Scotland has always been a prominent name in the renewable and clean energy game since the beginning of the 21st century when the rest of the world was busy with making other technological advancements. Scotland realized the potential of renewable clean energy very early on.

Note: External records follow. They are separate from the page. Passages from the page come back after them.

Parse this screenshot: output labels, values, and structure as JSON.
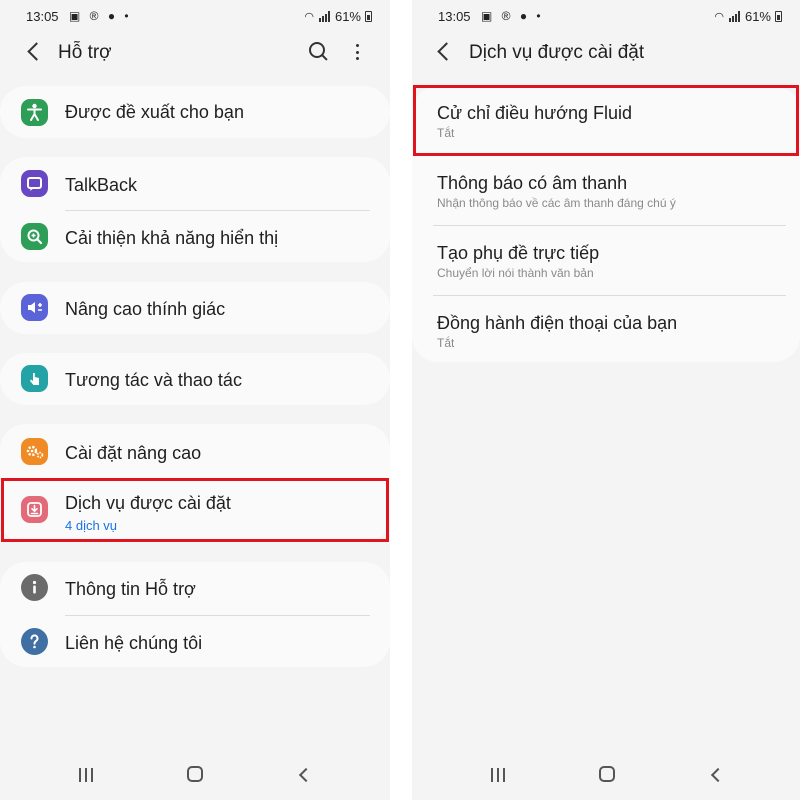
{
  "status_bar": {
    "time": "13:05",
    "notification_icons": [
      "image-icon",
      "r-icon",
      "bulb-icon",
      "dot-icon"
    ],
    "battery": "61%"
  },
  "left_screen": {
    "title": "Hỗ trợ",
    "groups": [
      {
        "items": [
          {
            "label": "Được đề xuất cho bạn",
            "icon": "accessibility-icon",
            "color": "#2e9d57"
          }
        ]
      },
      {
        "items": [
          {
            "label": "TalkBack",
            "icon": "talkback-icon",
            "color": "#6848c2"
          },
          {
            "label": "Cải thiện khả năng hiển thị",
            "icon": "visibility-icon",
            "color": "#2e9d57"
          }
        ]
      },
      {
        "items": [
          {
            "label": "Nâng cao thính giác",
            "icon": "hearing-icon",
            "color": "#5a63d8"
          }
        ]
      },
      {
        "items": [
          {
            "label": "Tương tác và thao tác",
            "icon": "interaction-icon",
            "color": "#23a3a5"
          }
        ]
      },
      {
        "items": [
          {
            "label": "Cài đặt nâng cao",
            "icon": "advanced-settings-icon",
            "color": "#f08a24"
          },
          {
            "label": "Dịch vụ được cài đặt",
            "subtitle": "4 dịch vụ",
            "icon": "installed-services-icon",
            "color": "#e36a78"
          }
        ]
      },
      {
        "items": [
          {
            "label": "Thông tin Hỗ trợ",
            "icon": "info-icon",
            "color": "#6b6b6b"
          },
          {
            "label": "Liên hệ chúng tôi",
            "icon": "help-icon",
            "color": "#3f6fa3"
          }
        ]
      }
    ]
  },
  "right_screen": {
    "title": "Dịch vụ được cài đặt",
    "items": [
      {
        "title": "Cử chỉ điều hướng Fluid",
        "subtitle": "Tắt"
      },
      {
        "title": "Thông báo có âm thanh",
        "subtitle": "Nhận thông báo về các âm thanh đáng chú ý"
      },
      {
        "title": "Tạo phụ đề trực tiếp",
        "subtitle": "Chuyển lời nói thành văn bản"
      },
      {
        "title": "Đồng hành điện thoại của bạn",
        "subtitle": "Tắt"
      }
    ]
  },
  "highlight_color": "#e0141e",
  "subtitle_accent_color": "#1a73e8"
}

Since then, Scotland has worked on the path of growing its research in the sustainable clean energy market. Scotland was installing renewable energy plants way before the major economies even noticed it’s potential and now Scotland is leading in generation and storage of clean energy thus contributing to the overall consumption and generation graph. Scotland started its clean energy goal by using its potential for Hydro-electric power which was before substantial growth in the wind energy sector. Scotland aims to achieve 100% of electricity consumption to be generated through renewable sources by 2020. The UK Anaerobic Digestion and Bioresources Association (ADBA) has welcomed the publication of the Scottish Government’s program of action for 2019-2020 and beyond, which emphasizes addressing climate change and achieving its net-zero carbon emissions target by 2045 through a range of policies, including decarbonizing transport and heat. Scotland has also been a leader in the drive to reduce and recycle food waste into bioenergy and bio-fertilizers, with 56 percent of Scottish households having access to separate food waste collections.
“Once again, Scotland is demonstrating its commitment to addressing climate change and leadership in putting policies in place to stimulate the development of a sustainable green economy,” said Charlotte Morton, Chief Executive of ADBA. “We have been working for many years with Zero Waste Scotland and have a very productive relationship with this nation. We look forward to supporting their efforts in achieving their net-zero objective.”